### Directions for this task
Each entry must be restated word for word.

### Supplied records

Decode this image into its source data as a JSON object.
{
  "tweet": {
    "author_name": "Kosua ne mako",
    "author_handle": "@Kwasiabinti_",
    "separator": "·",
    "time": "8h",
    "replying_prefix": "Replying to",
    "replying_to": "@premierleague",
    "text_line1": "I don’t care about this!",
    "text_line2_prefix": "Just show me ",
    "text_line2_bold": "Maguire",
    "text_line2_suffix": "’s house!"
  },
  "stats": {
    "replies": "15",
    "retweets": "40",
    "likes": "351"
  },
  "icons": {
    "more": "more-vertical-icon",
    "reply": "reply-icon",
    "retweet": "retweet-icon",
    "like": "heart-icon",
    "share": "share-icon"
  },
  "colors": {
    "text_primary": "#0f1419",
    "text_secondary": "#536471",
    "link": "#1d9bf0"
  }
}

### Response
Decode this image into its source data as a JSON object.
{
  "tweet": {
    "author_name": "Kosua ne mako",
    "author_handle": "@Kwasiabinti_",
    "separator": "·",
    "time": "8h",
    "replying_prefix": "Replying to",
    "replying_to": "@premierleague",
    "text_line1": "I don’t care about this!",
    "text_line2_prefix": "Just show me ",
    "text_line2_bold": "Maguire",
    "text_line2_suffix": "’s house!"
  },
  "stats": {
    "replies": "15",
    "retweets": "40",
    "likes": "351"
  },
  "icons": {
    "more": "more-vertical-icon",
    "reply": "reply-icon",
    "retweet": "retweet-icon",
    "like": "heart-icon",
    "share": "share-icon"
  },
  "colors": {
    "text_primary": "#0f1419",
    "text_secondary": "#536471",
    "link": "#1d9bf0"
  }
}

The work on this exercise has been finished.